There was a dark side to the fortress too - the dungeon. It was cavernous and massive. We only got a glimpse of it from atop and found out it was only used as such when wars were going on. Otherwise, it was used as a storage area. It didn’t look like a place one would want to be as a guest.

After the splendid tour, we went into the city of Granada to walk around and see the main cathedral and some of the small bazaar alley ways that reminded us a lot of when we lived in Iran.

After having dinner at one of the restaurants around one of the city’s squares, we headed home to Malaga. We both thought that Granada would be a good place to spend more time.

June 15-16 - Ronda

After breakfast, we ventured back on the road, this time towards Ronda. We went by way of Marbella, one of the premier cities on the Mediterranean that cater to the rich and famous. So we only stopped for gas. From Marbella we turned north and began a drive on a long and windy road into the mountains. Dramatic views.

In Ronda we had reserved a room at the Hotel Dom Miguel, a smaller hotel adjacent to the “new” bridge and supposedly right on the gorge. We had asked for a room with a gorge view. Then we opened the door and looked out of our window, we could see that our room clung to the edges of the gorge and had a spectacular view all the way down the gorge (over 150 m). It looked somewhat like an aviary with sparrows, doves, pigeons and swallows all flying throughout the immense void from the river bottom to the very top lined with aging castles and white-washed homes.

One thing we are having difficulty to is adjusting to the Spanish eating schedule. At the hotels, typically breakfast is served between 9am and 11am. Dinner is typically served starting at about 8:30pm, though if you show up then, you’ll be eating alone. Spaniards won’t show up for at least another hour.

In Ronda we made an appointment to go to our first Spanish winery (a bodega) for a bit of wine tasting. We drove about five kilometers out of town towards Seville, parked the car at a hotel and were then picked up by a minivan that took us to the Joaquin Fernandez Bodega. They had a spectacular view of the valley and of Ronda - at the top of the hills.

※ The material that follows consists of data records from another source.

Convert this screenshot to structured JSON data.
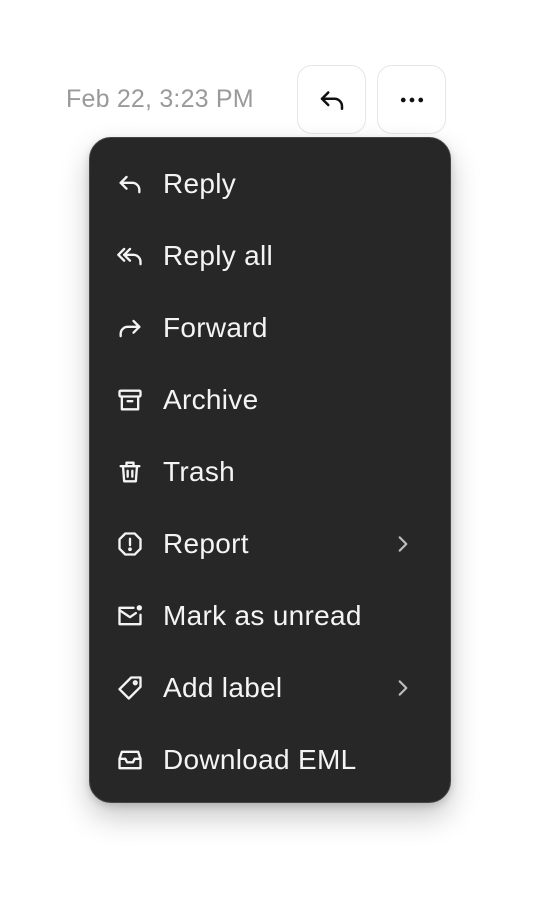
{
  "header": {
    "timestamp": "Feb 22, 3:23 PM",
    "reply_icon": "reply-icon",
    "more_icon": "more-horizontal-icon"
  },
  "menu": {
    "items": [
      {
        "label": "Reply",
        "icon": "reply-icon",
        "has_submenu": false
      },
      {
        "label": "Reply all",
        "icon": "reply-all-icon",
        "has_submenu": false
      },
      {
        "label": "Forward",
        "icon": "forward-icon",
        "has_submenu": false
      },
      {
        "label": "Archive",
        "icon": "archive-icon",
        "has_submenu": false
      },
      {
        "label": "Trash",
        "icon": "trash-icon",
        "has_submenu": false
      },
      {
        "label": "Report",
        "icon": "report-icon",
        "has_submenu": true
      },
      {
        "label": "Mark as unread",
        "icon": "mark-unread-icon",
        "has_submenu": false
      },
      {
        "label": "Add label",
        "icon": "tag-icon",
        "has_submenu": true
      },
      {
        "label": "Download EML",
        "icon": "download-eml-icon",
        "has_submenu": false
      }
    ]
  },
  "colors": {
    "menu_background": "#272727",
    "menu_text": "#f4f4f4",
    "timestamp_text": "#9a9a9a",
    "button_border": "#e6e6e6"
  }
}
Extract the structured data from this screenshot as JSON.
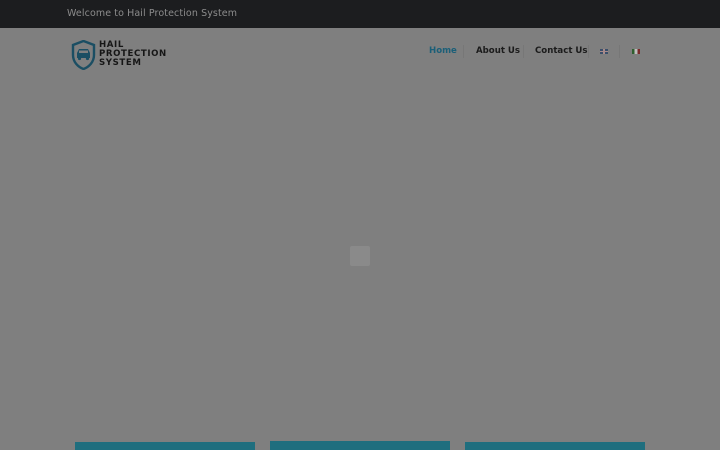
{
  "topbar": {
    "welcome": "Welcome to Hail Protection System"
  },
  "logo": {
    "lines": [
      "HAIL",
      "PROTECTION",
      "SYSTEM"
    ]
  },
  "nav": {
    "items": [
      {
        "label": "Home",
        "active": true
      },
      {
        "label": "About Us",
        "active": false
      },
      {
        "label": "Contact Us",
        "active": false
      }
    ],
    "languages": [
      "en-flag-icon",
      "it-flag-icon"
    ]
  },
  "colors": {
    "topbar": "#1c1d1f",
    "overlay": "#7f7f7f",
    "active_nav": "#1b5f78",
    "card": "#1f6e7e"
  }
}
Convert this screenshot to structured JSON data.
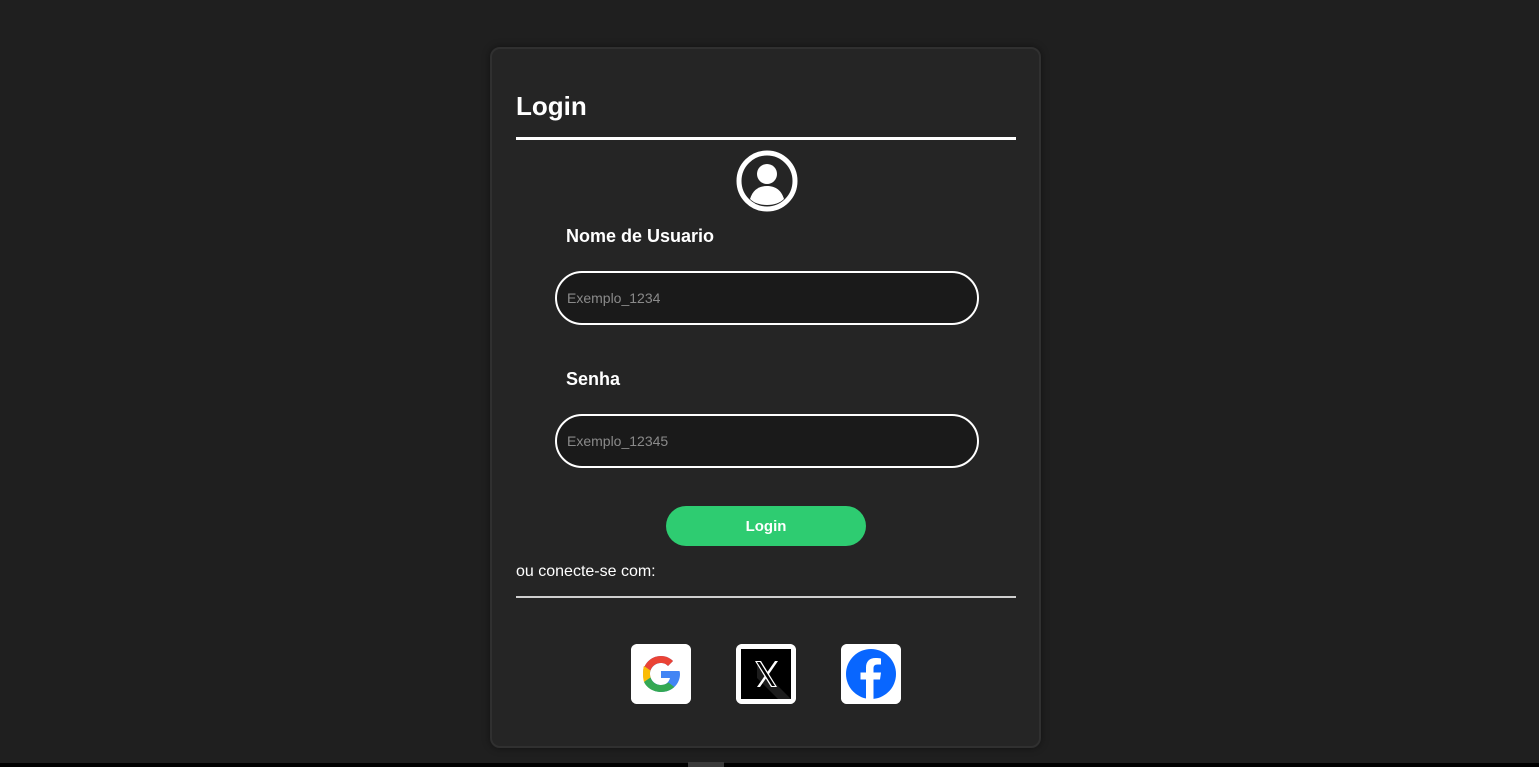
{
  "login_card": {
    "title": "Login",
    "avatar_icon": "user-circle-icon",
    "username": {
      "label": "Nome de Usuario",
      "placeholder": "Exemplo_1234",
      "value": ""
    },
    "password": {
      "label": "Senha",
      "placeholder": "Exemplo_12345",
      "value": ""
    },
    "login_button": "Login",
    "alternative_text": "ou conecte-se com:",
    "social_logins": [
      {
        "name": "Google",
        "icon": "google-icon"
      },
      {
        "name": "X",
        "icon": "x-icon"
      },
      {
        "name": "Facebook",
        "icon": "facebook-icon"
      }
    ]
  },
  "colors": {
    "page_background": "#1f1f1f",
    "card_background": "#252525",
    "accent": "#2ecc71",
    "text": "#ffffff",
    "facebook_blue": "#0866ff"
  }
}
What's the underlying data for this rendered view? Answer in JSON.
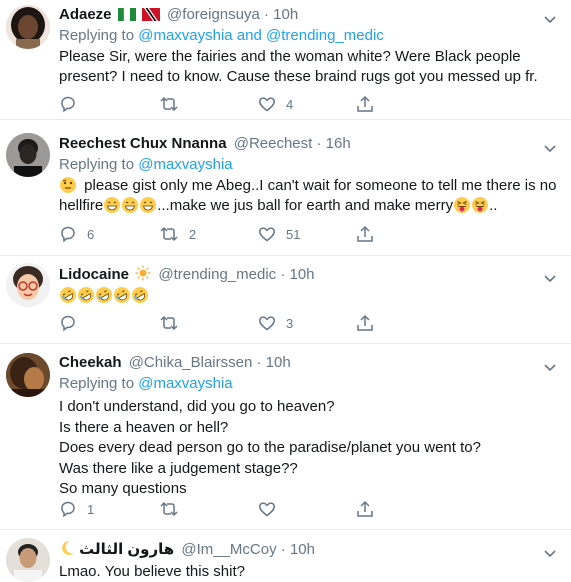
{
  "tweets": [
    {
      "name": "Adaeze",
      "handle": "@foreignsuya",
      "time": "10h",
      "replying_label": "Replying to",
      "replying_to": "@maxvayshia and @trending_medic",
      "body_lines": [
        "Please Sir, were the fairies and the woman white? Were Black people",
        "present? I need to know. Cause these braind rugs got you messed up fr."
      ],
      "counts": {
        "reply": "",
        "retweet": "",
        "like": "4"
      }
    },
    {
      "name": "Reechest Chux Nnanna",
      "handle": "@Reechest",
      "time": "16h",
      "replying_label": "Replying to",
      "replying_to": "@maxvayshia",
      "body_lines": [
        "please gist only me Abeg..I can't wait for someone to tell me there is no",
        "hellfire",
        "...make we jus ball for earth and make merry",
        ".."
      ],
      "counts": {
        "reply": "6",
        "retweet": "2",
        "like": "51"
      }
    },
    {
      "name": "Lidocaine",
      "handle": "@trending_medic",
      "time": "10h",
      "counts": {
        "reply": "",
        "retweet": "",
        "like": "3"
      }
    },
    {
      "name": "Cheekah",
      "handle": "@Chika_Blairssen",
      "time": "10h",
      "replying_label": "Replying to",
      "replying_to": "@maxvayshia",
      "body_lines": [
        "I don't understand, did you go to heaven?",
        "Is there a heaven or hell?",
        "Does every dead person go to the paradise/planet you went to?",
        "Was there like a judgement stage??",
        "So many questions"
      ],
      "counts": {
        "reply": "1",
        "retweet": "",
        "like": ""
      }
    },
    {
      "name": "هارون الثالث",
      "handle": "@Im__McCoy",
      "time": "10h",
      "body_lines": [
        "Lmao. You believe this shit?"
      ]
    }
  ],
  "separator": "·",
  "colors": {
    "link": "#1da1f2",
    "meta": "#657786",
    "divider": "#e6ecf0"
  }
}
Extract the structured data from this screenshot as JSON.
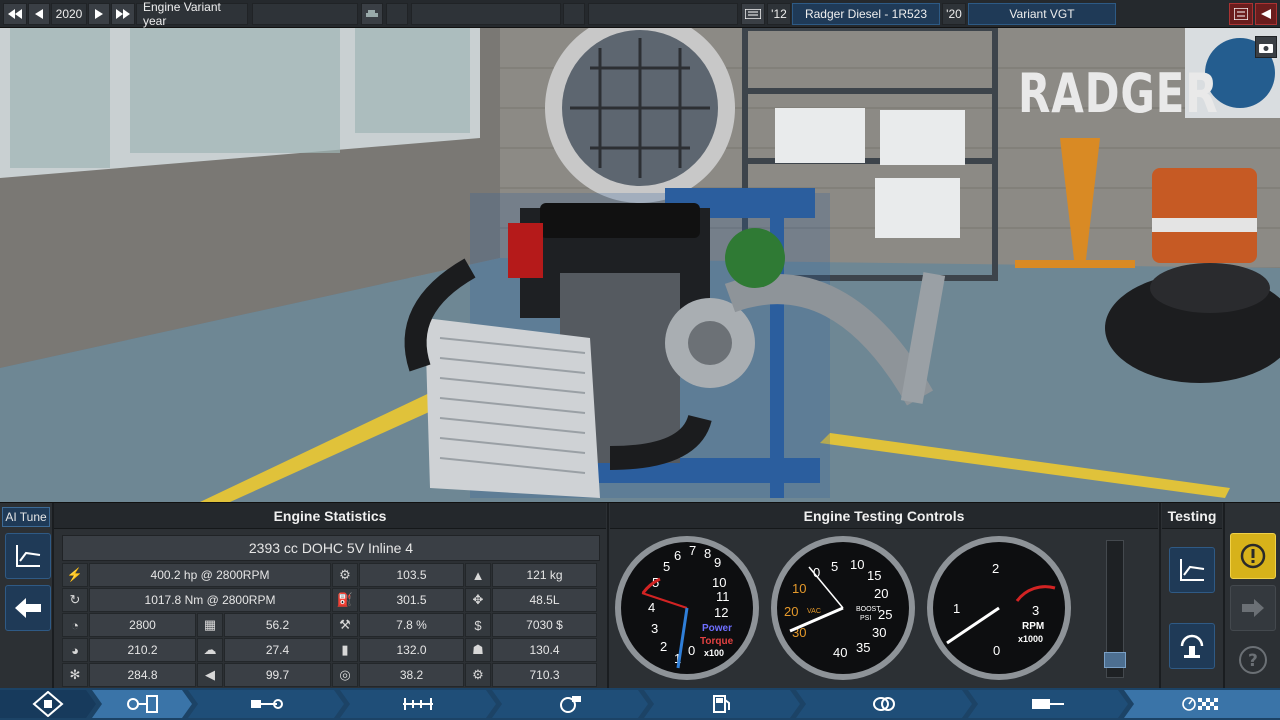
{
  "topbar": {
    "year": "2020",
    "year_label": "Engine Variant year",
    "family_year": "'12",
    "family_name": "Radger Diesel - 1R523",
    "variant_year": "'20",
    "variant_name": "Variant VGT"
  },
  "scene": {
    "brand": "RADGER"
  },
  "panel": {
    "ai_tune": "AI Tune",
    "stats_header": "Engine Statistics",
    "controls_header": "Engine Testing Controls",
    "testing_header": "Testing",
    "engine_title": "2393 cc DOHC 5V  Inline 4",
    "rows": [
      {
        "icon1": "power-icon",
        "v1": "400.2 hp @ 2800RPM",
        "icon2": "engine-block-icon",
        "v2": "103.5",
        "icon3": "weight-icon",
        "v3": "121 kg"
      },
      {
        "icon1": "torque-icon",
        "v1": "1017.8 Nm @ 2800RPM",
        "icon2": "fuel-economy-icon",
        "v2": "301.5",
        "icon3": "size-icon",
        "v3": "48.5L"
      },
      {
        "icon1": "rpm-icon",
        "v1": "2800",
        "icon1b": "radiator-icon",
        "v1b": "56.2",
        "icon2": "efficiency-icon",
        "v2": "7.8 %",
        "icon3": "cost-icon",
        "v3": "7030 $"
      },
      {
        "icon1": "redline-icon",
        "v1": "210.2",
        "icon1b": "emissions-icon",
        "v1b": "27.4",
        "icon2": "fuel-pump-icon",
        "v2": "132.0",
        "icon3": "service-icon",
        "v3": "130.4"
      },
      {
        "icon1": "cooling-icon",
        "v1": "284.8",
        "icon1b": "noise-icon",
        "v1b": "99.7",
        "icon2": "intake-icon",
        "v2": "38.2",
        "icon3": "reliability-icon",
        "v3": "710.3"
      }
    ],
    "gauge_power": {
      "label1": "Power",
      "label2": "Torque",
      "unit": "x100",
      "ticks": [
        "0",
        "1",
        "2",
        "3",
        "4",
        "5",
        "6",
        "7",
        "8",
        "9",
        "10",
        "11",
        "12"
      ]
    },
    "gauge_boost": {
      "vac_label": "VAC",
      "boost_label": "BOOST",
      "psi_label": "PSI",
      "vac_ticks": [
        "0",
        "10",
        "20",
        "30"
      ],
      "boost_ticks": [
        "0",
        "5",
        "10",
        "15",
        "20",
        "25",
        "30",
        "35",
        "40"
      ]
    },
    "gauge_rpm": {
      "label": "RPM",
      "unit": "x1000",
      "ticks": [
        "0",
        "1",
        "2",
        "3"
      ]
    },
    "throttle_level": 0.05
  },
  "colors": {
    "accent_blue": "#1f4e78",
    "warning_yellow": "#d7b21a",
    "redline": "#d22323",
    "power_text": "#6f6fff",
    "torque_text": "#e24141",
    "boost_orange": "#e4992b"
  }
}
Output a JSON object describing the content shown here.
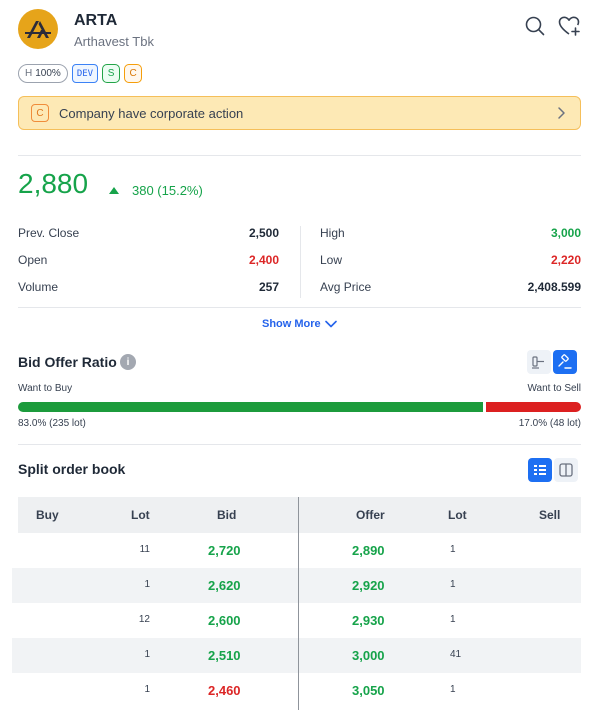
{
  "header": {
    "ticker": "ARTA",
    "company": "Arthavest Tbk"
  },
  "tags": {
    "h_label": "H",
    "h_value": "100%",
    "dev": "DEV",
    "s": "S",
    "c": "C"
  },
  "banner": {
    "badge": "C",
    "text": "Company have corporate action"
  },
  "price": {
    "last": "2,880",
    "change": "380 (15.2%)"
  },
  "stats": {
    "left": [
      {
        "label": "Prev. Close",
        "value": "2,500",
        "color": "dark"
      },
      {
        "label": "Open",
        "value": "2,400",
        "color": "red"
      },
      {
        "label": "Volume",
        "value": "257",
        "color": "dark"
      }
    ],
    "right": [
      {
        "label": "High",
        "value": "3,000",
        "color": "green"
      },
      {
        "label": "Low",
        "value": "2,220",
        "color": "red"
      },
      {
        "label": "Avg Price",
        "value": "2,408.599",
        "color": "dark"
      }
    ]
  },
  "show_more": "Show More",
  "bid_offer": {
    "title": "Bid Offer Ratio",
    "info": "i",
    "buy_label": "Want to Buy",
    "sell_label": "Want to Sell",
    "buy_fraction": 0.83,
    "buy_text": "83.0% (235 lot)",
    "sell_text": "17.0% (48 lot)"
  },
  "order_book": {
    "title": "Split order book",
    "columns": {
      "buy": "Buy",
      "lot_left": "Lot",
      "bid": "Bid",
      "offer": "Offer",
      "lot_right": "Lot",
      "sell": "Sell"
    },
    "rows": [
      {
        "bid_lot": "11",
        "bid": "2,720",
        "bid_color": "green",
        "offer": "2,890",
        "offer_color": "green",
        "offer_lot": "1"
      },
      {
        "bid_lot": "1",
        "bid": "2,620",
        "bid_color": "green",
        "offer": "2,920",
        "offer_color": "green",
        "offer_lot": "1"
      },
      {
        "bid_lot": "12",
        "bid": "2,600",
        "bid_color": "green",
        "offer": "2,930",
        "offer_color": "green",
        "offer_lot": "1"
      },
      {
        "bid_lot": "1",
        "bid": "2,510",
        "bid_color": "green",
        "offer": "3,000",
        "offer_color": "green",
        "offer_lot": "41"
      },
      {
        "bid_lot": "1",
        "bid": "2,460",
        "bid_color": "red",
        "offer": "3,050",
        "offer_color": "green",
        "offer_lot": "1"
      }
    ]
  },
  "colors": {
    "green": "#16a34a",
    "red": "#dc2626",
    "accent": "#1d6ff2",
    "banner_bg": "#fde9b5"
  }
}
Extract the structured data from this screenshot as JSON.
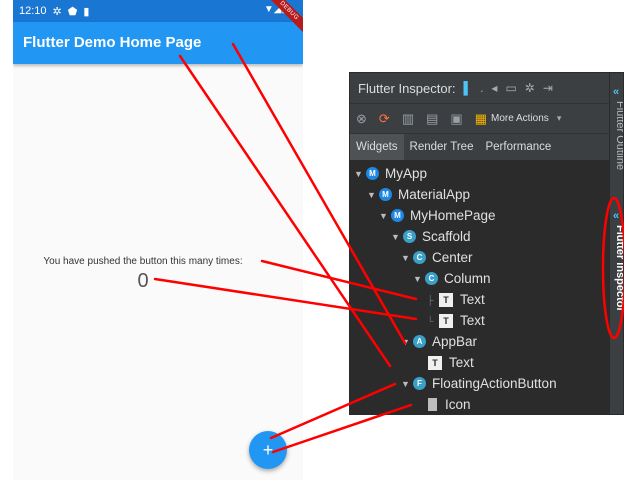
{
  "phone": {
    "status_time": "12:10",
    "debug_banner": "DEBUG",
    "appbar_title": "Flutter Demo Home Page",
    "counter_caption": "You have pushed the button this many times:",
    "counter_value": "0",
    "fab_glyph": "+"
  },
  "inspector": {
    "title": "Flutter Inspector:",
    "more_actions": "More Actions",
    "tabs": [
      {
        "label": "Widgets",
        "active": true
      },
      {
        "label": "Render Tree",
        "active": false
      },
      {
        "label": "Performance",
        "active": false
      }
    ],
    "tree": [
      {
        "label": "MyApp",
        "badge": "M",
        "expanded": true
      },
      {
        "label": "MaterialApp",
        "badge": "M",
        "expanded": true
      },
      {
        "label": "MyHomePage",
        "badge": "M",
        "expanded": true
      },
      {
        "label": "Scaffold",
        "badge": "S",
        "expanded": true
      },
      {
        "label": "Center",
        "badge": "C",
        "expanded": true
      },
      {
        "label": "Column",
        "badge": "C",
        "expanded": true
      },
      {
        "label": "Text",
        "badge": "T",
        "expanded": null
      },
      {
        "label": "Text",
        "badge": "T",
        "expanded": null
      },
      {
        "label": "AppBar",
        "badge": "A",
        "expanded": true
      },
      {
        "label": "Text",
        "badge": "T",
        "expanded": null
      },
      {
        "label": "FloatingActionButton",
        "badge": "F",
        "expanded": true
      },
      {
        "label": "Icon",
        "badge": "",
        "expanded": null
      }
    ],
    "side_tabs": [
      "Flutter Outline",
      "Flutter Inspector"
    ]
  },
  "colors": {
    "appbar": "#2196f3",
    "statusbar": "#1976d2",
    "pointer": "#ff0000",
    "badge_material": "#1e88e5",
    "badge_scaffold": "#3aa0c8"
  }
}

The winery grows all their own grapes for their wines. They grow Cabernet Sauvignon, Merlot, Syrah and Grenache. Their wines are an interesting blend of each of these varietals. They make a nearly white wine from Merlot grapes, and also make several blends using all of the varietals in various proportions and blends. All were very good wines and not too pricy (between 10-15 Euros). For our first introduction to a bodega, it was a success.